++++ Material for this exercise ++++
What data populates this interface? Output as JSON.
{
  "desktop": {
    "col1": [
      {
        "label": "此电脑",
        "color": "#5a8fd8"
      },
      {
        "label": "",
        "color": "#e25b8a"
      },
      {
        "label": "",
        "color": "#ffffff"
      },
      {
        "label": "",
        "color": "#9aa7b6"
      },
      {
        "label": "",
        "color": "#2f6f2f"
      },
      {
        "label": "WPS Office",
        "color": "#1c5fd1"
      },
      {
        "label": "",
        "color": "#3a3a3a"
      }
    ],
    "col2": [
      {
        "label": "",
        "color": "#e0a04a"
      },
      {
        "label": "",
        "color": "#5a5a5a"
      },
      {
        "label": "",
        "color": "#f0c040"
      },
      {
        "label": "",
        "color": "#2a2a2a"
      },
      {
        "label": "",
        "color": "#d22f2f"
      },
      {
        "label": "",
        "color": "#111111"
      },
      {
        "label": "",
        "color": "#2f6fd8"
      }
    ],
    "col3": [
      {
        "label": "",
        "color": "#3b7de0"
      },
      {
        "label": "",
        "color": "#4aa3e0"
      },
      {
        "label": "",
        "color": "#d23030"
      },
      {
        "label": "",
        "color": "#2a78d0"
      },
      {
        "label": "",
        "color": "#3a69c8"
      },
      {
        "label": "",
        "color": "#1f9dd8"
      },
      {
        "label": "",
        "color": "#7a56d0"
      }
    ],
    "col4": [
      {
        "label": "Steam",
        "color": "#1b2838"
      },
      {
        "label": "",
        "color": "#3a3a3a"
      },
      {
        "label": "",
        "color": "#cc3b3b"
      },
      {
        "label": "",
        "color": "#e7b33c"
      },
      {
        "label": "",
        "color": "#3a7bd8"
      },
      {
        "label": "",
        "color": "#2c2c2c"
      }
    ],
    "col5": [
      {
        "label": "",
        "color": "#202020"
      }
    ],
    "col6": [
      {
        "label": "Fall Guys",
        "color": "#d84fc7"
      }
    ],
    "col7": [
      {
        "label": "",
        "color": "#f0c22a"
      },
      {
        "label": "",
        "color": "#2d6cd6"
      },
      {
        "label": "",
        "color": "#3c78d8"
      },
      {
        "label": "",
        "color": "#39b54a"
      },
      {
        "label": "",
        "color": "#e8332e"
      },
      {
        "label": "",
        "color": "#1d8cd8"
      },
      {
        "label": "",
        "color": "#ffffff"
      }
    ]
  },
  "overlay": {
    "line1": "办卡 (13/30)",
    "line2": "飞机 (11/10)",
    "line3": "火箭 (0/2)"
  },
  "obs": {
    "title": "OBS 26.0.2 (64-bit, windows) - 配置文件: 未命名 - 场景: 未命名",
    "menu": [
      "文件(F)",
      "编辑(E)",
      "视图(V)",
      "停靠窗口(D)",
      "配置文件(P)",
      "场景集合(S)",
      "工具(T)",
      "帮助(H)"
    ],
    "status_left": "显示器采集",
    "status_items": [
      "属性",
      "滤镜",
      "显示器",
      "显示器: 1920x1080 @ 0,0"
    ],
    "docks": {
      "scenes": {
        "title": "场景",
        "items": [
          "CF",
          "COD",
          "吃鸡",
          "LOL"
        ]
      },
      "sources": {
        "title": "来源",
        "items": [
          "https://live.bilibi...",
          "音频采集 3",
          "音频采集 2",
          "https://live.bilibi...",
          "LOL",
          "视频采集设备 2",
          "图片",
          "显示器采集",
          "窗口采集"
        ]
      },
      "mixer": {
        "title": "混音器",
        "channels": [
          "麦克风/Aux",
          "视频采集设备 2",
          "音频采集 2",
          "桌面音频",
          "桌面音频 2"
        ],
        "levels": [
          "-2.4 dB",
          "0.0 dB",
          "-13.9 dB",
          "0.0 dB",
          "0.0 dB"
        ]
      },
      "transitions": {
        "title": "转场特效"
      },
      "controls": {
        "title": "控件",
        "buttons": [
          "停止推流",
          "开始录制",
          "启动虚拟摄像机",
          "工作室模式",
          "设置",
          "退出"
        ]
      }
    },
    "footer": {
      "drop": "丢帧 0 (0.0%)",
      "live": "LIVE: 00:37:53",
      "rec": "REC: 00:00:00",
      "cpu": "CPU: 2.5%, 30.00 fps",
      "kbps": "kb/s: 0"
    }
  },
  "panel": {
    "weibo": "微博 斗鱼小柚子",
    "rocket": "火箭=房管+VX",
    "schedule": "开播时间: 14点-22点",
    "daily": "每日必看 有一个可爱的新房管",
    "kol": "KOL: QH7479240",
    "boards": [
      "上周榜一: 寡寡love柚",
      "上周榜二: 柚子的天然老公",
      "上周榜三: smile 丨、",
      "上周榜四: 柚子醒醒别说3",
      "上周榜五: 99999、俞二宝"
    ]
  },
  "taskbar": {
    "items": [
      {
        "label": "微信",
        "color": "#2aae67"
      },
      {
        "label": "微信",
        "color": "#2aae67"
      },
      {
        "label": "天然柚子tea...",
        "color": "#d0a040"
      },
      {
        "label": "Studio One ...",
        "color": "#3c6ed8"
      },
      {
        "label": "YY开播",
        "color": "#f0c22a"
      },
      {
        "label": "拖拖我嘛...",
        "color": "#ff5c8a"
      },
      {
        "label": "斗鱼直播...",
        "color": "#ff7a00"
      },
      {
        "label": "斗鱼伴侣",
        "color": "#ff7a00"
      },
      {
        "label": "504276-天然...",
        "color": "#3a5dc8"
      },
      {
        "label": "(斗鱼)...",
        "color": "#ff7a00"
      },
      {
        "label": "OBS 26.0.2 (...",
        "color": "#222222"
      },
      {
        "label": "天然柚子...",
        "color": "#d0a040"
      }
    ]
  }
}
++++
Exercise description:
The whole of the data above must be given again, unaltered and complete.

Reply to the task:
What data populates this interface? Output as JSON.
{
  "desktop": {
    "col1": [
      {
        "label": "此电脑",
        "color": "#5a8fd8"
      },
      {
        "label": "",
        "color": "#e25b8a"
      },
      {
        "label": "",
        "color": "#ffffff"
      },
      {
        "label": "",
        "color": "#9aa7b6"
      },
      {
        "label": "",
        "color": "#2f6f2f"
      },
      {
        "label": "WPS Office",
        "color": "#1c5fd1"
      },
      {
        "label": "",
        "color": "#3a3a3a"
      }
    ],
    "col2": [
      {
        "label": "",
        "color": "#e0a04a"
      },
      {
        "label": "",
        "color": "#5a5a5a"
      },
      {
        "label": "",
        "color": "#f0c040"
      },
      {
        "label": "",
        "color": "#2a2a2a"
      },
      {
        "label": "",
        "color": "#d22f2f"
      },
      {
        "label": "",
        "color": "#111111"
      },
      {
        "label": "",
        "color": "#2f6fd8"
      }
    ],
    "col3": [
      {
        "label": "",
        "color": "#3b7de0"
      },
      {
        "label": "",
        "color": "#4aa3e0"
      },
      {
        "label": "",
        "color": "#d23030"
      },
      {
        "label": "",
        "color": "#2a78d0"
      },
      {
        "label": "",
        "color": "#3a69c8"
      },
      {
        "label": "",
        "color": "#1f9dd8"
      },
      {
        "label": "",
        "color": "#7a56d0"
      }
    ],
    "col4": [
      {
        "label": "Steam",
        "color": "#1b2838"
      },
      {
        "label": "",
        "color": "#3a3a3a"
      },
      {
        "label": "",
        "color": "#cc3b3b"
      },
      {
        "label": "",
        "color": "#e7b33c"
      },
      {
        "label": "",
        "color": "#3a7bd8"
      },
      {
        "label": "",
        "color": "#2c2c2c"
      }
    ],
    "col5": [
      {
        "label": "",
        "color": "#202020"
      }
    ],
    "col6": [
      {
        "label": "Fall Guys",
        "color": "#d84fc7"
      }
    ],
    "col7": [
      {
        "label": "",
        "color": "#f0c22a"
      },
      {
        "label": "",
        "color": "#2d6cd6"
      },
      {
        "label": "",
        "color": "#3c78d8"
      },
      {
        "label": "",
        "color": "#39b54a"
      },
      {
        "label": "",
        "color": "#e8332e"
      },
      {
        "label": "",
        "color": "#1d8cd8"
      },
      {
        "label": "",
        "color": "#ffffff"
      }
    ]
  },
  "overlay": {
    "line1": "办卡 (13/30)",
    "line2": "飞机 (11/10)",
    "line3": "火箭 (0/2)"
  },
  "obs": {
    "title": "OBS 26.0.2 (64-bit, windows) - 配置文件: 未命名 - 场景: 未命名",
    "menu": [
      "文件(F)",
      "编辑(E)",
      "视图(V)",
      "停靠窗口(D)",
      "配置文件(P)",
      "场景集合(S)",
      "工具(T)",
      "帮助(H)"
    ],
    "status_left": "显示器采集",
    "status_items": [
      "属性",
      "滤镜",
      "显示器",
      "显示器: 1920x1080 @ 0,0"
    ],
    "docks": {
      "scenes": {
        "title": "场景",
        "items": [
          "CF",
          "COD",
          "吃鸡",
          "LOL"
        ]
      },
      "sources": {
        "title": "来源",
        "items": [
          "https://live.bilibi...",
          "音频采集 3",
          "音频采集 2",
          "https://live.bilibi...",
          "LOL",
          "视频采集设备 2",
          "图片",
          "显示器采集",
          "窗口采集"
        ]
      },
      "mixer": {
        "title": "混音器",
        "channels": [
          "麦克风/Aux",
          "视频采集设备 2",
          "音频采集 2",
          "桌面音频",
          "桌面音频 2"
        ],
        "levels": [
          "-2.4 dB",
          "0.0 dB",
          "-13.9 dB",
          "0.0 dB",
          "0.0 dB"
        ]
      },
      "transitions": {
        "title": "转场特效"
      },
      "controls": {
        "title": "控件",
        "buttons": [
          "停止推流",
          "开始录制",
          "启动虚拟摄像机",
          "工作室模式",
          "设置",
          "退出"
        ]
      }
    },
    "footer": {
      "drop": "丢帧 0 (0.0%)",
      "live": "LIVE: 00:37:53",
      "rec": "REC: 00:00:00",
      "cpu": "CPU: 2.5%, 30.00 fps",
      "kbps": "kb/s: 0"
    }
  },
  "panel": {
    "weibo": "微博 斗鱼小柚子",
    "rocket": "火箭=房管+VX",
    "schedule": "开播时间: 14点-22点",
    "daily": "每日必看 有一个可爱的新房管",
    "kol": "KOL: QH7479240",
    "boards": [
      "上周榜一: 寡寡love柚",
      "上周榜二: 柚子的天然老公",
      "上周榜三: smile 丨、",
      "上周榜四: 柚子醒醒别说3",
      "上周榜五: 99999、俞二宝"
    ]
  },
  "taskbar": {
    "items": [
      {
        "label": "微信",
        "color": "#2aae67"
      },
      {
        "label": "微信",
        "color": "#2aae67"
      },
      {
        "label": "天然柚子tea...",
        "color": "#d0a040"
      },
      {
        "label": "Studio One ...",
        "color": "#3c6ed8"
      },
      {
        "label": "YY开播",
        "color": "#f0c22a"
      },
      {
        "label": "拖拖我嘛...",
        "color": "#ff5c8a"
      },
      {
        "label": "斗鱼直播...",
        "color": "#ff7a00"
      },
      {
        "label": "斗鱼伴侣",
        "color": "#ff7a00"
      },
      {
        "label": "504276-天然...",
        "color": "#3a5dc8"
      },
      {
        "label": "(斗鱼)...",
        "color": "#ff7a00"
      },
      {
        "label": "OBS 26.0.2 (...",
        "color": "#222222"
      },
      {
        "label": "天然柚子...",
        "color": "#d0a040"
      }
    ]
  }
}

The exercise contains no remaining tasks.